Reps. Castor, Schakowsky Request Answers from COPPA’s Safe Harbor Programs
Washington, January 10, 2022
Tags: Protecting Consumers
U.S. Representatives Kathy Castor (FL14) and Jan Schakowsky (IL09) wrote to all of the Children’s Online Privacy Protection Act (COPPA) Safe Harbor programs, requesting information to ensure that they are fulfilling their legal obligations to provide “substantially the same or greater protections for children” as those detailed in the COPPA Rule as well as soliciting feedback on how best to improve the Safe Harbor program. Rep. Schakowsky is the Chair of the Energy and Commerce Committee’s Consumer Protection and Commerce Committee of which Rep. Castor is a member.
Letters were sent to all Safe Harbor Program organizations: Children’s Advertising Review Unit (CARU), Entertainment Software Rating Board (ESRB), iKeepSafe, kidSAFE, Privacy Vaults Online, Inc. (d/b/a PRIVO) and TRUSTe.
The letter can be read here and below:
RE: Oversight Questions Regarding COPPA Safe Harbors
We write to you to better understand the Children’s Online Privacy Protection Act’s Safe Harbor Program run by XXX and to solicit feedback from XXX on how best to improve the program’s governing regulations and statute.
The Children’s Online Privacy Protection Act (COPPA), signed into law in 1998, includes provisions that regulate how entities or “operators” collect and use personal information from children under thirteen years old. The statute includes a provision entitled “Safe Harbors,” which states that an operator may satisfy COPPA regulations by following a set of approved self-regulatory guidelines. The Federal Trade Commission (FTC) promulgated its first rule implementing COPPA in 1999 and revised the COPPA Rule in 2013. In the current rule, there is a section entitled “Safe harbor programs” that further details the requirements for these programs.
Recent press reports and FTC enforcement actions have highlighted the importance of ensuring online platforms protect children’s privacy. Parents do not have confidence that their children’s privacy is sufficiently protected online and do not have the time or resources to read through complicated and convoluted privacy policies. Often parents are forced to make quick judgments about the safety of a website or app and a stamp of approval from a safe harbor deeming a site compliant with COPPA can make a significant difference in whether parents allow their children to use it. These problems are further exacerbated as children are increasingly required to use online resources for educational, informational, and other essential purposes. Therefore, it is critical that COPPA Safe Harbor organizations are working as intended.

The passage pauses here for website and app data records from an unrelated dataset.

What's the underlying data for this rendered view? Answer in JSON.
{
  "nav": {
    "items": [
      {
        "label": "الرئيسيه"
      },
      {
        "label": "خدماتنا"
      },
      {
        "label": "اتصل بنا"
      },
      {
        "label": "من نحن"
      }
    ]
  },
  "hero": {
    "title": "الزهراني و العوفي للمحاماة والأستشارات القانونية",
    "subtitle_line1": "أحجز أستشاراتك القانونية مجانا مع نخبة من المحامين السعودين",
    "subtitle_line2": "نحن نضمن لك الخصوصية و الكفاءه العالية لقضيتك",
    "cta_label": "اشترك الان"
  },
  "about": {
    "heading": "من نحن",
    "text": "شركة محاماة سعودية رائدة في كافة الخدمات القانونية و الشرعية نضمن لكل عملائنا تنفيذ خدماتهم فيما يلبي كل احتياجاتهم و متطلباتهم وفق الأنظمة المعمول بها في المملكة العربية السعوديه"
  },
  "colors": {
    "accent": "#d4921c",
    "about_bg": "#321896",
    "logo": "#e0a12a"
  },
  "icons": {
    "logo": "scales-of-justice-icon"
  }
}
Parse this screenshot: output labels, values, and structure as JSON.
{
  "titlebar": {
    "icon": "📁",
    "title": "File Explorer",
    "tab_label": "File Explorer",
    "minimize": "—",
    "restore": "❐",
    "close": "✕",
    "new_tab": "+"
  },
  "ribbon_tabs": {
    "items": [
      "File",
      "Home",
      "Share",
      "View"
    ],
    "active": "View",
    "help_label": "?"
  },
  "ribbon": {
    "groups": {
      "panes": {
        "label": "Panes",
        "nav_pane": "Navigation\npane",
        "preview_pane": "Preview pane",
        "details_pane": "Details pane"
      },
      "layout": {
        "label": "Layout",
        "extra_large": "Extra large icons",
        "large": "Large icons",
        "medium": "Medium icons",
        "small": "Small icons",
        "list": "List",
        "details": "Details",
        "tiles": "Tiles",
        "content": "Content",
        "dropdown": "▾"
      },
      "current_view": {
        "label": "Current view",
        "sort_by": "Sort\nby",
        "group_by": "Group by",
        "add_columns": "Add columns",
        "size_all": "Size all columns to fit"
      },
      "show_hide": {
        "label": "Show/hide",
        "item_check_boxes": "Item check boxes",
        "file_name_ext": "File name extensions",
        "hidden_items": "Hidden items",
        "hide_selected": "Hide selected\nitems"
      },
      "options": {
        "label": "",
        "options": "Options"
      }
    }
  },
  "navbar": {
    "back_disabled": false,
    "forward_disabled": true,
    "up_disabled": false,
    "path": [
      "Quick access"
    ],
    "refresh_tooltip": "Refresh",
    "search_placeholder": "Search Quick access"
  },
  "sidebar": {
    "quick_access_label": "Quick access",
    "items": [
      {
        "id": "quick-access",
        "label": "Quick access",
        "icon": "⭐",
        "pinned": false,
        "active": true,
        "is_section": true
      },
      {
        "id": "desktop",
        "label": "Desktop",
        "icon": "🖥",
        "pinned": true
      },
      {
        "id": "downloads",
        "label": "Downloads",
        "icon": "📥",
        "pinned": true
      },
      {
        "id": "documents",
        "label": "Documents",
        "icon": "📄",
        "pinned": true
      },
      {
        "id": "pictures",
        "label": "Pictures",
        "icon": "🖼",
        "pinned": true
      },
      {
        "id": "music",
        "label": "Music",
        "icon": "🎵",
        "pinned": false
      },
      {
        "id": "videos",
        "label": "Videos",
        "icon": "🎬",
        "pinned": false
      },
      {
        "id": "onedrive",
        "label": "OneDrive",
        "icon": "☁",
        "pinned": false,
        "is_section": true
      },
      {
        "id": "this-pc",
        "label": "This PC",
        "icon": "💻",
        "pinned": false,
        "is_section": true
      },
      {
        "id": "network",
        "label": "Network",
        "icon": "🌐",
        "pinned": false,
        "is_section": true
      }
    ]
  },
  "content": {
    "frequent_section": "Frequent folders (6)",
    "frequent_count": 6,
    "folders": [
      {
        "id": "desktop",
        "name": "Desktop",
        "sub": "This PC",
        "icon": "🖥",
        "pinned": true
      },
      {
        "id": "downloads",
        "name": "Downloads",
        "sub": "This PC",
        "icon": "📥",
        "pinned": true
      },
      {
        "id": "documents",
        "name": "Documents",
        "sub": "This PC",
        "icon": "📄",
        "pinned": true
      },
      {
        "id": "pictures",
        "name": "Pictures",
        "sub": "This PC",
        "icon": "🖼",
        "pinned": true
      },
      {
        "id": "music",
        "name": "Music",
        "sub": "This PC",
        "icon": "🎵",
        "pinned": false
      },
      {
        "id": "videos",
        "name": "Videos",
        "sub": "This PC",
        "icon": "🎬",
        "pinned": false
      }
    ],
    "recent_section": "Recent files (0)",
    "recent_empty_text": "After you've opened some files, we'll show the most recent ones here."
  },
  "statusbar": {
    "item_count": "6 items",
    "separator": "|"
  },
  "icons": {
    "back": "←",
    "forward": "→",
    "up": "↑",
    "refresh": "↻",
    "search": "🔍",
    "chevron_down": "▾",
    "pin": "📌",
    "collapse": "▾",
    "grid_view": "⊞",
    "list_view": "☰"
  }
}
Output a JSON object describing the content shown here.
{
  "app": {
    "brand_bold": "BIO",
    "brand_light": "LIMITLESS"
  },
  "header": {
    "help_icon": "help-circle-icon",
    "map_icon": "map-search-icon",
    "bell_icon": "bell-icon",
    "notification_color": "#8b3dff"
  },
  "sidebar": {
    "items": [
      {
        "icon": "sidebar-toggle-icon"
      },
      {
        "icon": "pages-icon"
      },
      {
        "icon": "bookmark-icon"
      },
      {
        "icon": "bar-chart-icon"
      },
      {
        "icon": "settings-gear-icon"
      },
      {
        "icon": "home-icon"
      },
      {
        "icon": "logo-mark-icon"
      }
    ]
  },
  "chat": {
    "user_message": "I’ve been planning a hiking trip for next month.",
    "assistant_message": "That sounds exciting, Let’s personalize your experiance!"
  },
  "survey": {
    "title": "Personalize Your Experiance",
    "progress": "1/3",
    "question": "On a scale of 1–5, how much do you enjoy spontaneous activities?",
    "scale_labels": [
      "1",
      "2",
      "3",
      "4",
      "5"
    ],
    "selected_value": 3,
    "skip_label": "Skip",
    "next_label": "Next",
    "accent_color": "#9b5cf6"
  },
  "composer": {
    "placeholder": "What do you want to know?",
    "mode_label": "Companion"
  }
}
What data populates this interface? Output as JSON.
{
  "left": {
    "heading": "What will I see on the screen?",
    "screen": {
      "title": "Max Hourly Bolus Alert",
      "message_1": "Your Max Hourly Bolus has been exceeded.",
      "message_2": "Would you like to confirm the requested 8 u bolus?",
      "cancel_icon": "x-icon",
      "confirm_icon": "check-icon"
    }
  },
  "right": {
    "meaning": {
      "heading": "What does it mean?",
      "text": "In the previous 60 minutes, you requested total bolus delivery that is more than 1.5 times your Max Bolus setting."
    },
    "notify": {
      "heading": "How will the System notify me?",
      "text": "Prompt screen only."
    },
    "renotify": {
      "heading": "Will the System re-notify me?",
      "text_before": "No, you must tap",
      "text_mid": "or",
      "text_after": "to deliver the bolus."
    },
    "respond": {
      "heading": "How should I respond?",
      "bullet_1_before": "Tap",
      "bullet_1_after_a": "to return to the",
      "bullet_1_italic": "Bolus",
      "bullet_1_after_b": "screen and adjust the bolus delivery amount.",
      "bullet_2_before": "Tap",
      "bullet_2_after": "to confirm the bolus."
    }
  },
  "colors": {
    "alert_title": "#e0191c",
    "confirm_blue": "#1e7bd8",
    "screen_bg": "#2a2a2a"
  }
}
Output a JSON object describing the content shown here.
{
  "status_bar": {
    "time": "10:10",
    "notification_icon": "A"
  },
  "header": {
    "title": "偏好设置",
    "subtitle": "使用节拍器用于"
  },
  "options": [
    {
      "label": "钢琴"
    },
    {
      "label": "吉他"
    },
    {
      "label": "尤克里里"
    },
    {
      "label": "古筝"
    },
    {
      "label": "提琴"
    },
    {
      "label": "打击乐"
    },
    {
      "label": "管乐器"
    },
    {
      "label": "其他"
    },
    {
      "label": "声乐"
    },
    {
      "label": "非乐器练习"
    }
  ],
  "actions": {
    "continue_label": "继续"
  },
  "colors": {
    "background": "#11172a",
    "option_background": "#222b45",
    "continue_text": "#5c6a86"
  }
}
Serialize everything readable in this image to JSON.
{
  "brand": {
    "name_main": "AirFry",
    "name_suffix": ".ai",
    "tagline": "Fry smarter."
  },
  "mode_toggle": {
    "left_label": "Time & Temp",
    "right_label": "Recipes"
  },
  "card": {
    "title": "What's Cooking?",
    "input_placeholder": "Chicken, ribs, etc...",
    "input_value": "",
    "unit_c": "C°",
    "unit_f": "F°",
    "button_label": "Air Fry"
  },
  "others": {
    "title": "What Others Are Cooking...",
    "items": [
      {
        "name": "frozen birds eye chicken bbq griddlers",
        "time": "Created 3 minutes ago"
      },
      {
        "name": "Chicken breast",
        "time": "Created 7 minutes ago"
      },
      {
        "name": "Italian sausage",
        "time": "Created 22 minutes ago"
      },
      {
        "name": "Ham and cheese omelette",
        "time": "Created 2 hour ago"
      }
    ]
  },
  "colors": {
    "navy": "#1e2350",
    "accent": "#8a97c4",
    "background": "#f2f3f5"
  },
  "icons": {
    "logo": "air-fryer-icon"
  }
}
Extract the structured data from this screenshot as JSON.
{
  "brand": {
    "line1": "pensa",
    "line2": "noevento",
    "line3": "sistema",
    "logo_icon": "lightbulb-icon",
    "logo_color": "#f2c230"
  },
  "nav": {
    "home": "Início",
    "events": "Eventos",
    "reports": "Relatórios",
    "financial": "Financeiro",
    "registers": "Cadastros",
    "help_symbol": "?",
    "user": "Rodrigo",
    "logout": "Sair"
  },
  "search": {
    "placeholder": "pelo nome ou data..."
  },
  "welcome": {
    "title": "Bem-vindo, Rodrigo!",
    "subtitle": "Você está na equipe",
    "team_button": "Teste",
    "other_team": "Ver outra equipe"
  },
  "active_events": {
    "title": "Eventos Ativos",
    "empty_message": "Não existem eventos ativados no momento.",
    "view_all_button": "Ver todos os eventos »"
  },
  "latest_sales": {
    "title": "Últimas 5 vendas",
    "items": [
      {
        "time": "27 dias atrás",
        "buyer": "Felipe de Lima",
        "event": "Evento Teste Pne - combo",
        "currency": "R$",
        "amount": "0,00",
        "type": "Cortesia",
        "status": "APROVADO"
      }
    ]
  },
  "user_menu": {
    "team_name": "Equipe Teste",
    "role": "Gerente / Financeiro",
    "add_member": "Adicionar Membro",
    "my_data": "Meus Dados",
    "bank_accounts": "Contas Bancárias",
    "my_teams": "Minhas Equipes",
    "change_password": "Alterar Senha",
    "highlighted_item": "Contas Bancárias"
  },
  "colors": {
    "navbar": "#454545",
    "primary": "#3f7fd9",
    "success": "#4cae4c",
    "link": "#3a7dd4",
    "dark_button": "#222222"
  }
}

Unfortunately, there are signs that COPPA Safe Harbor organizations are not adequately doing their job. Former FTC Commissioner Chopra, in prepared remarks on April 4, 2019, and in a statement on May 19, 2020, said that the FTC and Congress need to take steps to “[beef] up oversight of the COPPA Safe Harbor program.” Some of the actions then-Commissioner Chopra proposed include: “Limiting conflicts of interest by COPPA Safe Harbors by restricting additional fee-based consulting offered by affiliates of the Safe Harbor to participating websites and apps,” and “Disclosing COPPA Safe Harbor performance data to the public, including complaints handled and disciplinary actions taken.”
Congress and the FTC need to consider all options to protect our children online. As members of the House Committee on Energy and Commerce, which has jurisdiction over the COPPA Safe Harbor Program, we are committed to conducting oversight to guarantee the participants in this program are fulfilling their legal obligations to provide “substantially the same or greater protections for children” as those detailed in the COPPA Rule. We are also committed to exploring ways in which Congress can strengthen COPPA and the COPPA Rule.
To better inform our work, please provide written responses to the following questions by XXX.
i. If so, please provide all public reporting of any action taken against subject operators.
i. If so, please provide all examples of consumer redress.
i. If so, please provide all examples of voluntary payments to the US Treasury?
i. If so, please provide a description of all referrals to the FTC.
i. If so, please describe the instances when that has occurred, including the process involved and the reason for each termination.
i. If so, please provide descriptions of all instances in which a consumer complaint resulted in a disciplinary action, including the substance of the complaint and the disciplinary action taken.
 Pub.L. 105–277 Children's Online Privacy Protection Act of 1998, 15 U.S.C. 6501–6505
 16 CFR Part 312
 16 CFR Part 312